The SR-72 is the potential answer to a current capability gap in the U.S. Air Force. Envisioned as a hypersonic, high-altitude reconnaissance aircraft, the SR-72 promises to do a lot. What Lockheed Martin’s futuristic aircraft will deliver and if the Pentagon will buy it remain to be seen.
SR-72: An Ambitious Aircraft
Developed by Lockheed Martin’s famous Advanced Development Programs, also known as “Skunk Works,” the SR-72 is a hypersonic demonstrator aircraft that will first fly sometime in the mid-2020s. Reportedly designed as an optionally manned aircraft, meaning that it can have a human pilot on board, but it is not required to fly, the SR-72 promises to revolutionize aviation.
Reports indicate that the SR-72 might have a speed of Mach 6. No other aircraft in aviation history—spaceships not included—has even approached such speeds. Mach 6 translates into more than 4,100 miles per hour.
When the SR-71 Blackbird ruled the skies, the U.S. and its adversaries lacked advanced spy satellites that could take timely and accurate pictures. Today, however, that is no longer the case. Both the U.S. and its adversaries possess highly advanced spy satellites that can provide a detailed picture of an enemy’s order of battle. If that wasn’t enough, commercial satellites that are accessible to the public have democratized imagery collection—although not analysis.
What that means for the SR-72 is that Lockheed Martin and the Air Force are highly likely to arm the aircraft in order to make it more versatile and justify its expected high cost. And the most logical choice for a Mach 6 aircraft is hypersonic munitions.

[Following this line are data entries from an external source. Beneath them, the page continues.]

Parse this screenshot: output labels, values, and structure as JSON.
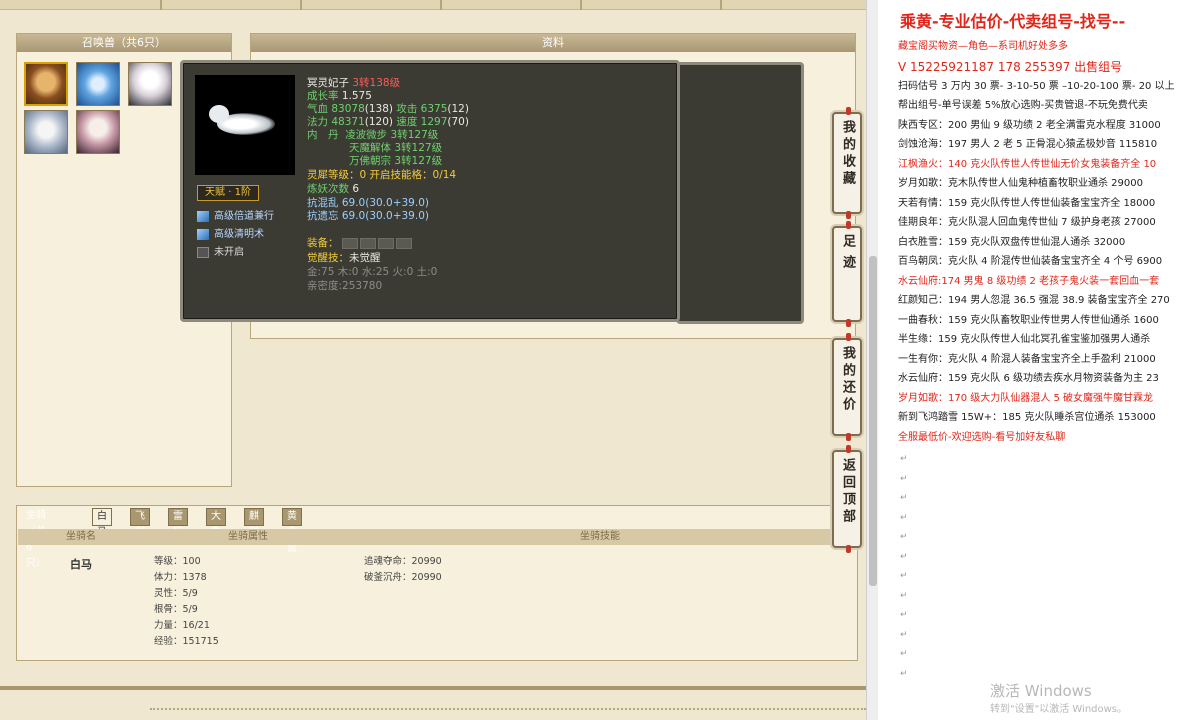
{
  "pets_panel": {
    "title": "召唤兽（共6只）"
  },
  "detail_panel": {
    "title": "资料"
  },
  "tooltip": {
    "name": "冥灵妃子",
    "level": "3转138级",
    "growth_label": "成长率",
    "growth": "1.575",
    "hp_label": "气血",
    "hp": "83078",
    "hp_points": "(138)",
    "atk_label": "攻击",
    "atk": "6375",
    "atk_points": "(12)",
    "mp_label": "法力",
    "mp": "48371",
    "mp_points": "(120)",
    "spd_label": "速度",
    "spd": "1297",
    "spd_points": "(70)",
    "inner_label": "内　丹",
    "inner": [
      {
        "name": "凌波微步",
        "lv": "3转127级"
      },
      {
        "name": "天魔解体",
        "lv": "3转127级"
      },
      {
        "name": "万佛朝宗",
        "lv": "3转127级"
      }
    ],
    "spirit_label": "灵犀等级",
    "spirit": "：0 开启技能格",
    "spirit_cells": "：0/14",
    "refine_label": "炼妖次数",
    "refine": "6",
    "resist1_label": "抗混乱",
    "resist1": "69.0(30.0+39.0)",
    "resist2_label": "抗遗忘",
    "resist2": "69.0(30.0+39.0)",
    "equip_label": "装备：",
    "awake_label": "觉醒技：",
    "awake": "未觉醒",
    "elements": "金:75 木:0 水:25 火:0 土:0",
    "intimacy": "亲密度:253780",
    "talent": "天赋 · 1阶",
    "skills": [
      "高级倍道兼行",
      "高级清明术",
      "未开启"
    ]
  },
  "mount": {
    "title": "坐骑（共6只）",
    "tabs": [
      "白马",
      "飞剑",
      "雷狼",
      "大象",
      "麒麟",
      "黄金鼠"
    ],
    "headers": [
      "坐骑名",
      "坐骑属性",
      "坐骑技能"
    ],
    "name": "白马",
    "attrs": [
      "等级：100",
      "体力：1378",
      "灵性：5/9",
      "根骨：5/9",
      "力量：16/21",
      "经验：151715"
    ],
    "skills": [
      "追魂夺命：20990",
      "破釜沉舟：20990"
    ]
  },
  "side_buttons": [
    "我的收藏",
    "足迹",
    "我的还价",
    "返回顶部"
  ],
  "doc": {
    "title": "乘黄-专业估价-代卖组号-找号--",
    "lines": [
      {
        "t": "藏宝阁买物资—角色—系司机好处多多",
        "red": true
      },
      {
        "t": "V 15225921187  178 255397  出售组号",
        "red": true,
        "big": true
      },
      {
        "t": "扫码估号 3 万内 30 票- 3-10-50 票 –10-20-100 票- 20 以上",
        "red": false
      },
      {
        "t": "帮出组号-单号误差 5%放心选购-买贵管退-不玩免费代卖",
        "red": false
      },
      {
        "t": "陕西专区：200 男仙 9 级功绩 2 老全满雷克水程度 31000",
        "red": false
      },
      {
        "t": "剑蚀沧海：197 男人 2 老 5 正骨混心猿孟极妙音 115810",
        "red": false
      },
      {
        "t": "江枫渔火：140 克火队传世人传世仙无价女鬼装备齐全 10",
        "red": true
      },
      {
        "t": "岁月如歌：克木队传世人仙鬼种植畜牧职业通杀 29000",
        "red": false
      },
      {
        "t": "天若有情：159 克火队传世人传世仙装备宝宝齐全 18000",
        "red": false
      },
      {
        "t": "佳期良年：克火队混人回血鬼传世仙 7 级护身老孩 27000",
        "red": false
      },
      {
        "t": "白衣胜雪：159 克火队双盘传世仙混人通杀 32000",
        "red": false
      },
      {
        "t": "百鸟朝凤：克火队 4 阶混传世仙装备宝宝齐全 4 个号 6900",
        "red": false
      },
      {
        "t": "水云仙府:174 男鬼 8 级功绩 2 老孩子鬼火装一套回血一套",
        "red": true
      },
      {
        "t": "红颜知己：194 男人忽混 36.5 强混 38.9 装备宝宝齐全 270",
        "red": false
      },
      {
        "t": "一曲春秋：159 克火队畜牧职业传世男人传世仙通杀 1600",
        "red": false
      },
      {
        "t": "半生缘：159 克火队传世人仙北冥孔雀宝鉴加强男人通杀",
        "red": false
      },
      {
        "t": "一生有你：克火队 4 阶混人装备宝宝齐全上手盈利 21000",
        "red": false
      },
      {
        "t": "水云仙府：159 克火队 6 级功绩去疾水月物资装备为主 23",
        "red": false
      },
      {
        "t": "岁月如歌：170 级大力队仙器混人 5 破女魔强牛魔甘霖龙",
        "red": true
      },
      {
        "t": "新到飞鸿踏雪 15W+：185 克火队睡杀宫位通杀 153000",
        "red": false
      },
      {
        "t": "全服最低价-欢迎选购-看号加好友私聊",
        "red": true
      }
    ],
    "watermark": "激活 Windows",
    "watermark_sub": "转到\"设置\"以激活 Windows。"
  },
  "colors": {
    "accent_red": "#e0261a",
    "tooltip_bg": "#3b3a33",
    "stat_green": "#6fd26f",
    "level_red": "#ff5a5a"
  }
}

“We’ve been saying hypersonics is two years away for the last 20 years, but all I can say is the technology is mature and we, along with DARPA [Defense Advanced Research Projects Agency] and the services, are working hard to get that capability into the hands of our warfighters as soon as possible,” Rob Weiss, Lockheed Martin’s executive vice president and general manager for Advanced Development Programs, had told Aviation Week about the development of the SR-72 in 2017.
The SR-72 Has Big Shoes to Fill
The SR-72 is the direct descendant of the legendary SR-71 Blackbird and is closely related—in terms of mission sets—to the venerable U-2 Dragon Lady. As a result, it has some very big shoes indeed to fill. For example, the U-2 arguably was key in preventing World War Three from starting.
In October 1962, the Russians had placed nuclear missiles in Cuba only a few hundred miles from the shores of the U.S. High-altitude flights from the U-2 revealed the presence of the Russian nukes and informed the decision of President John F. Kennedy to confront the Soviet Union’s leadership. If it wasn’t for the reconnaissance aircraft and the highly skilled analyst of the U.S. Intelligence Community, the U.S. political and military leadership would have been at a disadvantage vis a vis their Soviet counterparts.
The Cuban Missile Crisis is one of the few instances when the stealthy U-2 publicly showed its value and the benefit of a robust intelligence, surveillance, and reconnaissance fleet. Once the SR-71 Blackbird took to the skies in the mid-1960s, it continued to show the value of such aircraft, conducting highly dangerous missions over Soviet airspace, taking pictures of Soviet nuclear missile sites and military bases.
Flying at between 80,000 and 85,000 feet—an impressive 50,000 feet higher than commercial airliners, the SR-71 Blackbird was simply untouchable by enemy anti-aircraft weapon systems. To fly at such high altitudes, closer to space than to the earth, SR-71 Blackbird pilots had to wear spacesuits.
By the time the SR-71 Blackbird retired in 1998, an astounding 4,000 air-to-air and ground-to-air missiles had been fired at it in an attempt to shoot it down. The spy aircraft, however, was simply too fast for them.
If the SR-72 program does produce an operational aircraft, it will be facing different challenges, ranging from directed-energy weapons, such as lasers, and hypersonic munitions. And so, it will require new counter-measures.
1945’s New Defense and National Security Columnist, Stavros Atlamazoglou is a seasoned defense journalist specializing in special operations, a Hellenic Army veteran (national service with the 575th Marine Battalion and Army HQ), and a Johns Hopkins University graduate. His work has been featured in Business Insider, Sandboxx, and SOFREP.